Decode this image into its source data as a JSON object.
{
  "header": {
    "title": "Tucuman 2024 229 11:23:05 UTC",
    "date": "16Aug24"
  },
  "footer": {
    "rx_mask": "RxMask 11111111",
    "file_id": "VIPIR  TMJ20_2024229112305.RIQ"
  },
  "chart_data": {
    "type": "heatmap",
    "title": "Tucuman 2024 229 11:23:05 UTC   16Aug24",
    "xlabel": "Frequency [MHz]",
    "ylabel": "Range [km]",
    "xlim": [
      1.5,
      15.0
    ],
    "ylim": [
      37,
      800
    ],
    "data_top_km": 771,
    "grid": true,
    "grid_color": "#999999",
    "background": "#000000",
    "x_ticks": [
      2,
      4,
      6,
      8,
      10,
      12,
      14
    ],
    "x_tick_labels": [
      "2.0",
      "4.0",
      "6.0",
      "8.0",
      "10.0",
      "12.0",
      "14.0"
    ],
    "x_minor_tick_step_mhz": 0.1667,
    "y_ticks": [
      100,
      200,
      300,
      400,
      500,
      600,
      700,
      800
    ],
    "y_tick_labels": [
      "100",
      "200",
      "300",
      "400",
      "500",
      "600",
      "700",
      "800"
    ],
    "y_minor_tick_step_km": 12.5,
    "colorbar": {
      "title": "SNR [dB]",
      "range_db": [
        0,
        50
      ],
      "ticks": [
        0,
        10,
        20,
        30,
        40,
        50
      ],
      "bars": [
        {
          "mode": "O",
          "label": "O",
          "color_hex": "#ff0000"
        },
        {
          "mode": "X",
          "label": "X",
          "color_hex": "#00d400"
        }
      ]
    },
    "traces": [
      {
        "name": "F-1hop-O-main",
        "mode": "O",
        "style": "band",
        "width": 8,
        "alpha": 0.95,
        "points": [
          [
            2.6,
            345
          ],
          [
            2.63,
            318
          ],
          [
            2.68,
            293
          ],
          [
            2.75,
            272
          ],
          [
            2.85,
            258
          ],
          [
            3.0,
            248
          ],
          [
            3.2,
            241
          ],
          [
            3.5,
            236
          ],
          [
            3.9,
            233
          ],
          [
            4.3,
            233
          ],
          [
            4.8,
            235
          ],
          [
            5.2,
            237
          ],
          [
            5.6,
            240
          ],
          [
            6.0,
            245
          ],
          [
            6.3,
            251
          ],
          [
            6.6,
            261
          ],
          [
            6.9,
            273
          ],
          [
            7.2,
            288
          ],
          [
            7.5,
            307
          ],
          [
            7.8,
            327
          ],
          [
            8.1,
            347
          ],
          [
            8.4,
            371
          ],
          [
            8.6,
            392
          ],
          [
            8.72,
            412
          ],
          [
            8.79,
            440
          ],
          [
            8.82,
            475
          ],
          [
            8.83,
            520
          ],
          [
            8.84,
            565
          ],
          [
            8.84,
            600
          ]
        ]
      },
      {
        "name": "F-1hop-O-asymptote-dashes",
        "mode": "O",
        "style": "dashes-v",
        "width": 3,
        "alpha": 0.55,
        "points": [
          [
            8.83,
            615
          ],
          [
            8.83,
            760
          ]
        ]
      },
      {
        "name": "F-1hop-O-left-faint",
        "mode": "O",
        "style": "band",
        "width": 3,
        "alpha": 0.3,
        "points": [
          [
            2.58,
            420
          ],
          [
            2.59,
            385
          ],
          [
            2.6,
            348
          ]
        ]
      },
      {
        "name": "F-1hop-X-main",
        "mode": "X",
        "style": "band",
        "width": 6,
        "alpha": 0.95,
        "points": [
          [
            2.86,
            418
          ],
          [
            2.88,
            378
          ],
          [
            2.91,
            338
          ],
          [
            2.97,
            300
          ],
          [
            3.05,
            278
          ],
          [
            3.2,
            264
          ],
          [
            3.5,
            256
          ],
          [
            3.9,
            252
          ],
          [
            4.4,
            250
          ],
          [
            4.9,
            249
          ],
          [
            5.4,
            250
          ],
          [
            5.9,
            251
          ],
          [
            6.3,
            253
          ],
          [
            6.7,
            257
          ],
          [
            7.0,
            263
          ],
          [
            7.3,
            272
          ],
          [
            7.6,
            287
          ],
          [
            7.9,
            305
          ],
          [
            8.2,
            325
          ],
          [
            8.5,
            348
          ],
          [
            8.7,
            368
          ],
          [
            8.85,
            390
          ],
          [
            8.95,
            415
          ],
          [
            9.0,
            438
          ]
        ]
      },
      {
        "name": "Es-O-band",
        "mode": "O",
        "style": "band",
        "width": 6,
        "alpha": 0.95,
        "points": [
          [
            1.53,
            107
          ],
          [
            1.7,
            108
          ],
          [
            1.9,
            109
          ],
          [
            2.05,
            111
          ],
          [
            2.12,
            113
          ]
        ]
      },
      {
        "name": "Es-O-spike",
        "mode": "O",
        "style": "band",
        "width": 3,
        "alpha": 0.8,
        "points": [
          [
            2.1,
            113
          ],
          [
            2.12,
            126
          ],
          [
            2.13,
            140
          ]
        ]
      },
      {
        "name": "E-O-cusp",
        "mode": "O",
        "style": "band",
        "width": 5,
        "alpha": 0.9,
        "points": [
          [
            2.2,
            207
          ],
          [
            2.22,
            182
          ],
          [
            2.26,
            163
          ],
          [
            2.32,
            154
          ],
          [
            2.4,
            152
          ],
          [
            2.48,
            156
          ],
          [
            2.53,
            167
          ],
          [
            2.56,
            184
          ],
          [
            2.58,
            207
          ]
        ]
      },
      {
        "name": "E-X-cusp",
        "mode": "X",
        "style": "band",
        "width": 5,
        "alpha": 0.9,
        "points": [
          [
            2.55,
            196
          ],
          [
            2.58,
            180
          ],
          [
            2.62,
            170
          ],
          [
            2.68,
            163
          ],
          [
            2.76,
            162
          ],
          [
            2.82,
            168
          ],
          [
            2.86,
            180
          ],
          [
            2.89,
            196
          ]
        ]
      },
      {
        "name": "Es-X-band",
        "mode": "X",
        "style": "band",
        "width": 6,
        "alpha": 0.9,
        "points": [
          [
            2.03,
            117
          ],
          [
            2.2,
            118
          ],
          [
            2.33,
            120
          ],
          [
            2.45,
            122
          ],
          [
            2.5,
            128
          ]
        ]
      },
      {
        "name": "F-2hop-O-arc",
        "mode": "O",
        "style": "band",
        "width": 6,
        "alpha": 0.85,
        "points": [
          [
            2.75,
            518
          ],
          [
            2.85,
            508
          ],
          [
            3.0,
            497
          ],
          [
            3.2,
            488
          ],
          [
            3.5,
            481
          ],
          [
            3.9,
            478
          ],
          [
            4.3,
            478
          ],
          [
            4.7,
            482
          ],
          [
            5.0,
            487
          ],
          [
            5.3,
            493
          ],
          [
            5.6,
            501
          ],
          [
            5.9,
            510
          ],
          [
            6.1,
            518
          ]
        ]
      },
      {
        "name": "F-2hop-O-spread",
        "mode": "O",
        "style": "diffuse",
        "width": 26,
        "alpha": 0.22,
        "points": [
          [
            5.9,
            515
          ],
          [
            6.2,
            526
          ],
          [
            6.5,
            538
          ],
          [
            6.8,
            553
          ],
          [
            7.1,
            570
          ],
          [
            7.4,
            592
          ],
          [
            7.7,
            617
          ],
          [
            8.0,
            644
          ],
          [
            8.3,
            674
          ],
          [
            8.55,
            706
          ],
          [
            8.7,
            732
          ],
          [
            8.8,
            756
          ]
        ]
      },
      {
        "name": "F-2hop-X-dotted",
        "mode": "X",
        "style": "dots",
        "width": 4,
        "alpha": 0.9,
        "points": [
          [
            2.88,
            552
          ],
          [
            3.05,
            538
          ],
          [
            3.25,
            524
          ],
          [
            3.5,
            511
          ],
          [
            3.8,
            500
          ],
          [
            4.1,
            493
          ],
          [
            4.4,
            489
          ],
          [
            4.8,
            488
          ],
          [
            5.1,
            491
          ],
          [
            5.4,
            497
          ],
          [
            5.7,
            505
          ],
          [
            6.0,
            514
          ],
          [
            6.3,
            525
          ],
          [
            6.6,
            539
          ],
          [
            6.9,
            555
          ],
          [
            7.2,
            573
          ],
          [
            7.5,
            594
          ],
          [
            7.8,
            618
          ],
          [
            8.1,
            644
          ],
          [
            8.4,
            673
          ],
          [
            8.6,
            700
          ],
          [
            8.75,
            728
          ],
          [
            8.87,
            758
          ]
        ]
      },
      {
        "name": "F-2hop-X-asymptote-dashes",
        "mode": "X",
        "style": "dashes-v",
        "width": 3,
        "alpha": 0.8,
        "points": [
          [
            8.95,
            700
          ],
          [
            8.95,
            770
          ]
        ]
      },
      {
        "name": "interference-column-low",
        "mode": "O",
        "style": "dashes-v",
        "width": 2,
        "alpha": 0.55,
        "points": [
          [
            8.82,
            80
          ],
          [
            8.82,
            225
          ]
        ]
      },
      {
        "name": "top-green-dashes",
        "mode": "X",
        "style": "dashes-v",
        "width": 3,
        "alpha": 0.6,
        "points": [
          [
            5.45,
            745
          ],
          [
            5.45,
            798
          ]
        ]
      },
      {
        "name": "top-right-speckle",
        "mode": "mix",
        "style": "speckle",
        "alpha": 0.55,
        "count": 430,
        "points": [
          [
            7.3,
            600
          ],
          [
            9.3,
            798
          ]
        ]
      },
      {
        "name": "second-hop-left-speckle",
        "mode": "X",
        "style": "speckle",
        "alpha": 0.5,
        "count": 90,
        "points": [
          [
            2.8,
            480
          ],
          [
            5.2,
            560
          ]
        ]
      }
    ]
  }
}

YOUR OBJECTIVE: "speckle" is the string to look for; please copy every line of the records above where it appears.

RESPONSE BOX:
        "name": "top-right-speckle",
        "style": "speckle",
        "name": "second-hop-left-speckle",
        "style": "speckle",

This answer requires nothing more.